A Satanic group that is scheduled to perform a "black mass" in Oklahoma City next month has returned some consecrated communion bread to the Catholic Church.
Last week, the Archdiocese of Oklahoma City filed a lawsuit against the group, claiming that their acquisition of the Eucharist could have only been via theft.
Filed Wednesday in Oklahoma County District Court, the lawsuit described the host as being the product of only the "sacred ritual" of Catholic mass and consecrated by an "ordained priest." more >>
Oklahoma Governor Mary Fallin has condemned an upcoming satanic black mass in Oklahoma City in September as a "disgusting mockery of the Catholic faith," joining thousands of Christians and the city's Roman Catholic archbishop who have voiced their deep concern over the scheduled event.
"This 'black mass' is a disgusting mockery of the Catholic faith, and it should be equally repellent to Catholics and non-Catholics alike," said Fallin in a statement on Monday.
"It may be protected by the First Amendment, but that doesn't mean we can't condemn it in the strongest terms possible for the moral outrage which it is. It is shocking and disgusting that a group of New York City 'satanists' would travel all the way to Oklahoma to peddle their filth here. I pray they realize how hurtful their actions are and cancel this event." more >>
Over 37,000 people have signed a petition against a planned satanic black mass in Oklahoma City, which has also been protested by the Roman Catholic archbishop of the city.
"The black mass is an attempt to rip God out of the fabric of our nation. That's why more and more people are joining the protest," said John Ritchie, the Student Action Director for the American Society for the Defense of Tradition, Family and Property.
"The sole purpose of the black mass is to attack God, the Catholic Mass and the Holy Eucharist in a most obscene, indecent and hateful manner. Satanists typically steal a consecrated host from a church to desecrate in unspeakable ways." more >>
Controversial televangelist Pat Robertson recently advised a mother to investigate any possible occult connections her family might have had in order to help cure her son of an illness.
On the Monday episode of "The 700 Club" during the "Bring It On" segment, Robertson was asked a question by a mother identified as "Dianne."
Deliver Us From Evil, the latest in a string of Hollywood projects inspired by belief in the demonic, is based on the experiences of a former police officer-turned-demonologist who says everyone born automatically becomes involved in a spiritual battle, whether or not they believe in God.
"I'm a messenger that's it. I'm not an angel. The word angel means 'messenger.' But I'm a human person and I just have this message and you can believe in it if you want. You don't have to. I don't really care," explains former New York Police Department Sergeant Ralph Sarchie in a behind-the-scenes video on how his work inspired Deliver Us From Evil.

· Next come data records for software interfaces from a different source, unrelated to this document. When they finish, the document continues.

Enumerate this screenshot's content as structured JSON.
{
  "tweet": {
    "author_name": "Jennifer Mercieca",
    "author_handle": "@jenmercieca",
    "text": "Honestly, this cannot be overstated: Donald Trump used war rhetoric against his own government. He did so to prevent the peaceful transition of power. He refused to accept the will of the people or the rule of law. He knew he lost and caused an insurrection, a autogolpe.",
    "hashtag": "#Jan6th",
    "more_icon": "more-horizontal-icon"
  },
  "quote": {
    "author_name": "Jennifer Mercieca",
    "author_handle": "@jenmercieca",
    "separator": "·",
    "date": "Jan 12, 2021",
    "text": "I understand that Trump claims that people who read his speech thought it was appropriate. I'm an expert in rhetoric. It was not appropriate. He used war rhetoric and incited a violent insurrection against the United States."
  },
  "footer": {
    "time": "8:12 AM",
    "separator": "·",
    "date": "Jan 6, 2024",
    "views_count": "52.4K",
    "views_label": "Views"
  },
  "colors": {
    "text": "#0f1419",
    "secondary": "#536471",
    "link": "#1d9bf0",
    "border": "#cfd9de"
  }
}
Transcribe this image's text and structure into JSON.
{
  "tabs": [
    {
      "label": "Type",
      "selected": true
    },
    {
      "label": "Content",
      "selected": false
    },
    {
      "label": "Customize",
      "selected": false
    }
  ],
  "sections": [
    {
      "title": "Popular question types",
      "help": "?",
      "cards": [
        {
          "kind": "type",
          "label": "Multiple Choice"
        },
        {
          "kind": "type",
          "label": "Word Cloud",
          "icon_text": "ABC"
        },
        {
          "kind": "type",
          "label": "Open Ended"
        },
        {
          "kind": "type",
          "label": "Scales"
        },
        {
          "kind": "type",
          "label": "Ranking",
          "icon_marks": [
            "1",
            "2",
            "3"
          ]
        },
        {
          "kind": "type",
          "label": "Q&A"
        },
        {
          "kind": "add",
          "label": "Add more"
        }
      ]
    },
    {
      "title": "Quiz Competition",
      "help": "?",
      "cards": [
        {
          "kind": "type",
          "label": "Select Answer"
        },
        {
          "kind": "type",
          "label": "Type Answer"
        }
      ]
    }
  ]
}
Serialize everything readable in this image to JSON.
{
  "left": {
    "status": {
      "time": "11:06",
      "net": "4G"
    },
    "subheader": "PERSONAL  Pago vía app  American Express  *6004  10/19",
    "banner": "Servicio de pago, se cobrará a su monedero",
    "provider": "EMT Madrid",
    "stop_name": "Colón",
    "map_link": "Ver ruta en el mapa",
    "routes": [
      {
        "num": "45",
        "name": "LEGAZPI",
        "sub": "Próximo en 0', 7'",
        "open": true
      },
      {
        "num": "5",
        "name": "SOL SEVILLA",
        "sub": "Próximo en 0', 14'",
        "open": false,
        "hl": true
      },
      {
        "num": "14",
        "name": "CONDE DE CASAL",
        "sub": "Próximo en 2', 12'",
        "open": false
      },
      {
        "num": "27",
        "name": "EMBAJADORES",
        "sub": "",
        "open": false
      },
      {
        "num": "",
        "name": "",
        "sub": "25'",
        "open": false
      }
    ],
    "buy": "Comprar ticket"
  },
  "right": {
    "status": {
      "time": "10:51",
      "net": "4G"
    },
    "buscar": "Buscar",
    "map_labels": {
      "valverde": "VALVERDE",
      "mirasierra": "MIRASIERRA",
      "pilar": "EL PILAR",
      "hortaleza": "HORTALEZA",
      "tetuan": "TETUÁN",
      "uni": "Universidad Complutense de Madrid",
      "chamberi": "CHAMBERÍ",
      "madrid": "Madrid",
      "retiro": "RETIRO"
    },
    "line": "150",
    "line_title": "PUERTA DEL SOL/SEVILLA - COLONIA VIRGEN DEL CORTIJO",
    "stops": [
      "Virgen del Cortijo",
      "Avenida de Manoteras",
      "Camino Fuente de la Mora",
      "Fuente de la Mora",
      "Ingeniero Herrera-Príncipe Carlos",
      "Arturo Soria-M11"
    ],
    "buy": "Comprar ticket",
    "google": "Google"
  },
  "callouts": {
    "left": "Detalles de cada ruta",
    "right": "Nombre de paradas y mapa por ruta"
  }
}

Sarchie, who uses colorful language to explain what happens when one chooses to "expose the devil," as he describes his work, compares the negativity he would routinely encounter during his 18 years as a police officer to the negativity he is exposed to by the demonic during exorcisms. more >>
More than 20 members of the Westboro Baptist Church held a protest outside a concert by pop star Lorde in Missouri. It was the controversial group's first protest since the death of the founder, Fred Waldron Phelps Sr., even as counter protesters held up a sign saying "sorry for your loss."
The protest was held outside the Midland Theatre in downtown Kansas City on Friday, KSHB reported.
The rival protesters wanted to send a positive message to the group that is known for picketing funerals and using the slogan "God hates fags." more >>